Iraqi Kurdish forces have entered Sinjar in a major operation backed by US-led strikes to retake the town made infamous by the Islamic State (IS) group's massacre of members of the Yazidi minority.
The operation, which is led by the autonomous Kurdish region's peshmerga forces and also involves Yazidi fighters, had already succeeded in cutting a key jihadist supply line running past the town to neighbouring Syria.
The supply line is strategically important, but retaking Sinjar, where IS carried out a brutal campaign of massacres, enslavement and rape against the Yazidi community – would also be an important symbolic victory.
The success of the Sinjar drive is the latest sign that IS, which won a series of victories in a stunningly rapid offensive in Iraq last year, is now on the defensive.
On Friday morning (local time), hundreds of Kurdish fighters, dressed in camouflage uniforms and armed with assault rifles and machine guns, moved into the town on foot, an AFP journalist reported.
They entered carrying the autonomous Kurdish region's flag, firing in the air and shouting "Long live the peshmerga!" and "Long live Kurdistan!"
Inside Sinjar, many houses and shops, a petrol garage and the local government headquarters had been destroyed.
Burned-out cars sat in the streets, while barrels apparently containing explosives had been left behind.
The Kurdish region's security council said "peshmerga forces entered Sinjar town from all four directions to clear remaining [IS] terrorists from the area".
Peshmerga commander Khalaf Murad Atto said there were still IS suicide bombers in the town, while Yazidi fighter Rasho Murad said snipers and bombs remained a threat.
Sinjar has been pounded by US-led air strikes and Kurdish artillery fire targeting IS positions, which sent massive columns of smoke drifting up from the town on Thursday.
The coalition carried out 36 strikes against jihadists in the Sinjar area on Wednesday and Thursday, and 15 more across the border in Al-Hol, where Syrian Kurdish forces and their Arab allies are battling IS.

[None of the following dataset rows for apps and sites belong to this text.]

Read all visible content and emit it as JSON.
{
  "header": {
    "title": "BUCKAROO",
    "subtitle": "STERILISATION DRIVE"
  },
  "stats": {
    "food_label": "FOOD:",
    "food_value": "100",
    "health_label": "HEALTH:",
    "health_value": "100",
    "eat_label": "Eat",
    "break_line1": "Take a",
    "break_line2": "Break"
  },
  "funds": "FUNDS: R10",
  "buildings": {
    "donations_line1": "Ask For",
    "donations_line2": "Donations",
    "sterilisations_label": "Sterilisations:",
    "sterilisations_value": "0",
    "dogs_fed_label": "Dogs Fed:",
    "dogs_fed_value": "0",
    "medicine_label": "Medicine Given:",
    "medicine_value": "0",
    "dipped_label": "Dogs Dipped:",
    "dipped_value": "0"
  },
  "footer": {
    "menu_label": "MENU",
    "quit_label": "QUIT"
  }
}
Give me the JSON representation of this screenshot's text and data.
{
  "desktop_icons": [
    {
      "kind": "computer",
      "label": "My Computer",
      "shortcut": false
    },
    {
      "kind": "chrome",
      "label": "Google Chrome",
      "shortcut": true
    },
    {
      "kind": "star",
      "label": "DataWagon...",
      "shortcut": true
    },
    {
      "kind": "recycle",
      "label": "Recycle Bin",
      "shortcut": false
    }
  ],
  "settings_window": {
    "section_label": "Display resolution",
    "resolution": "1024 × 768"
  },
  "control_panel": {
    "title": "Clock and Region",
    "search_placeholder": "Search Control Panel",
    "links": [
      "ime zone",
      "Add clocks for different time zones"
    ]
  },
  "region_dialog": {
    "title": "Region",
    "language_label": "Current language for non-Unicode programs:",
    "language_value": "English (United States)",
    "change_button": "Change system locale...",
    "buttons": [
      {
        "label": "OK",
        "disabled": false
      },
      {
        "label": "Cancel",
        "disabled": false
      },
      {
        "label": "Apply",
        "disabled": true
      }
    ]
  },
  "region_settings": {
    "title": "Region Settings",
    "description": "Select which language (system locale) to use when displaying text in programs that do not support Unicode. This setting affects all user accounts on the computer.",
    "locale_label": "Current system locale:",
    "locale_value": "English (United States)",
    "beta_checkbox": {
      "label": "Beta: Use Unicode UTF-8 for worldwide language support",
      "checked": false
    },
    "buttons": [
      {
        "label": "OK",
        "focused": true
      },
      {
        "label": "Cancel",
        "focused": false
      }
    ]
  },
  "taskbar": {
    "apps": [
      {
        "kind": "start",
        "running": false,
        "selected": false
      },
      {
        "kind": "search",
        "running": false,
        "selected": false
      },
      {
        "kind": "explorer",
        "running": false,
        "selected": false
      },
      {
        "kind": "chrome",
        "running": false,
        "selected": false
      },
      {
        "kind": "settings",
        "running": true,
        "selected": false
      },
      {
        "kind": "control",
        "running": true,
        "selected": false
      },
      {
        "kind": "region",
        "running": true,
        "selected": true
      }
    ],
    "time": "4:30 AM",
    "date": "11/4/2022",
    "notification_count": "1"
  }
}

In a rare admission on Thursday, the Pentagon said US ground forces advising the Kurds on their offensive were close enough to the front to identify IS targets and call in strikes.
On Thursday, Kurdish forces cut the key highway that links IS-held areas in Iraq and Syria.
"Sinjar sits astride Highway 47, which is a key and critical resupply route" for IS, said Colonel Steve Warren, spokesman for the international operation against IS.
"By seizing Sinjar, we'll be able to cut that line of communication, which we believe will constrict [IS's] ability to resupply themselves, and is a critical first step in the eventual liberation of Mosul," said Warren, referring to the jihadists' main hub in Iraq.